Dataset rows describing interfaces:

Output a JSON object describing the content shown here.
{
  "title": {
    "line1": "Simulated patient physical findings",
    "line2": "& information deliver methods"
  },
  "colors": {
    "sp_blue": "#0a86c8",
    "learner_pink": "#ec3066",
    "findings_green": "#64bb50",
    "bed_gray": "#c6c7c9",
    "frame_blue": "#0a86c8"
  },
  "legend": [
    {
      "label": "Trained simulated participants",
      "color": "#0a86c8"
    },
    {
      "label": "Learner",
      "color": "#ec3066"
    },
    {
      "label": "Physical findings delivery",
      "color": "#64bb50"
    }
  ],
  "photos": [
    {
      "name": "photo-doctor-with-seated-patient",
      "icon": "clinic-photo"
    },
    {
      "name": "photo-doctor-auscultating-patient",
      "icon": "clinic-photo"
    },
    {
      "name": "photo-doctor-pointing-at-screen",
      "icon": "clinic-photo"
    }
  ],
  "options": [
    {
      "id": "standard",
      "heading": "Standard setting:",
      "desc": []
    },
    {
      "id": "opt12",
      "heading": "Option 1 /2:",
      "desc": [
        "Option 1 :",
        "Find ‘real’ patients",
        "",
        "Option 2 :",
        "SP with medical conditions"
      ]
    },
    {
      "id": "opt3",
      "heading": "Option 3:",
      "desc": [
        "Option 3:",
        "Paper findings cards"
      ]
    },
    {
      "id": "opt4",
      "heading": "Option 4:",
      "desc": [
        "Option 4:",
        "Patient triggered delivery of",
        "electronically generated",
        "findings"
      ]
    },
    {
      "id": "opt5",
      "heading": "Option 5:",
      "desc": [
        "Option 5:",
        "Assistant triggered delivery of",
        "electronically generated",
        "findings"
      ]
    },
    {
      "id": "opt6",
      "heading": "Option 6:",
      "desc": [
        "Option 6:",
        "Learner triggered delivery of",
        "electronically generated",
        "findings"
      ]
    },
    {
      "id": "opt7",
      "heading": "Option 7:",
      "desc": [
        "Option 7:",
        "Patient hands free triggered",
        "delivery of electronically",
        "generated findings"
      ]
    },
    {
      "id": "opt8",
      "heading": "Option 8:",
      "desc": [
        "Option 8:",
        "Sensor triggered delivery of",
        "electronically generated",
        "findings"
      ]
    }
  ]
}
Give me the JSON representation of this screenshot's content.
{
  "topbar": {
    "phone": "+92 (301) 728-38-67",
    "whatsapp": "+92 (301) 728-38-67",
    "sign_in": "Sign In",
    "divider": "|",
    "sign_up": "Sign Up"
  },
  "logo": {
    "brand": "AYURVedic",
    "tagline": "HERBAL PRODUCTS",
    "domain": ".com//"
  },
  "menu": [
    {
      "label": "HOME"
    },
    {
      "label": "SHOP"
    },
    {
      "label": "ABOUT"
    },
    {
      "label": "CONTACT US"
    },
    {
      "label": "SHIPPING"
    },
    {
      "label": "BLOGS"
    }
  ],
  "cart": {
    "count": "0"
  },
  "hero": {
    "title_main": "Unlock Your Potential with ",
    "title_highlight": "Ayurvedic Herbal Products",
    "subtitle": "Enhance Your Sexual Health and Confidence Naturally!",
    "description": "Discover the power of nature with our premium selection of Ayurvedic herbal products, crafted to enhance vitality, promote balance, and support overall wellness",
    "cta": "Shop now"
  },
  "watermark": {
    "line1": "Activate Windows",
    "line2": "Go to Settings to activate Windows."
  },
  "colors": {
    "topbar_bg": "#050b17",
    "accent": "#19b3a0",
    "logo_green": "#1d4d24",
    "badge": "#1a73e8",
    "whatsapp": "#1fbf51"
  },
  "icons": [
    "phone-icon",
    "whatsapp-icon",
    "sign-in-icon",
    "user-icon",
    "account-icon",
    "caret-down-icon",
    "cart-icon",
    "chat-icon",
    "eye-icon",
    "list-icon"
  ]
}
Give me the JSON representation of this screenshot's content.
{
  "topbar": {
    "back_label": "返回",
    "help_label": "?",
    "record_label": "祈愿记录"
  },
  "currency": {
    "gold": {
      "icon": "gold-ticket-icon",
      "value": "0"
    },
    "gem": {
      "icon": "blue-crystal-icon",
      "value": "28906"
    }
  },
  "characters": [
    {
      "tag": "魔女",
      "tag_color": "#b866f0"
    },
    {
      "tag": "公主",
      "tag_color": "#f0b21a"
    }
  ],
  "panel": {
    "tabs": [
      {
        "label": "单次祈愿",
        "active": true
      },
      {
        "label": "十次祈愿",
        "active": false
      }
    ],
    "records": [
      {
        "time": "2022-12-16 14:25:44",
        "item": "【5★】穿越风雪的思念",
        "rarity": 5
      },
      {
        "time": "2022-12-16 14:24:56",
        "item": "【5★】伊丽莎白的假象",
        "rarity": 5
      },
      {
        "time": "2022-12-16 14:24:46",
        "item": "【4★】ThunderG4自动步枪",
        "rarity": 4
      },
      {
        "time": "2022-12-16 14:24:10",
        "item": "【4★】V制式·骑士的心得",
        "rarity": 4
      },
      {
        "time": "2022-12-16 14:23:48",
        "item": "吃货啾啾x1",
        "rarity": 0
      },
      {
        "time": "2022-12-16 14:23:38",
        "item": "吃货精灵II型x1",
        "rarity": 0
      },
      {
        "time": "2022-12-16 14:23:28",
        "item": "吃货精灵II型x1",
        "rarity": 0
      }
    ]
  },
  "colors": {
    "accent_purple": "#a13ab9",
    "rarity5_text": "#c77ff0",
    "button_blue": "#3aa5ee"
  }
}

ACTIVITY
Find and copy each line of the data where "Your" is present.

OUTPUT OF THE TASK
    "title_main": "Unlock Your Potential with ",
    "subtitle": "Enhance Your Sexual Health and Confidence Naturally!",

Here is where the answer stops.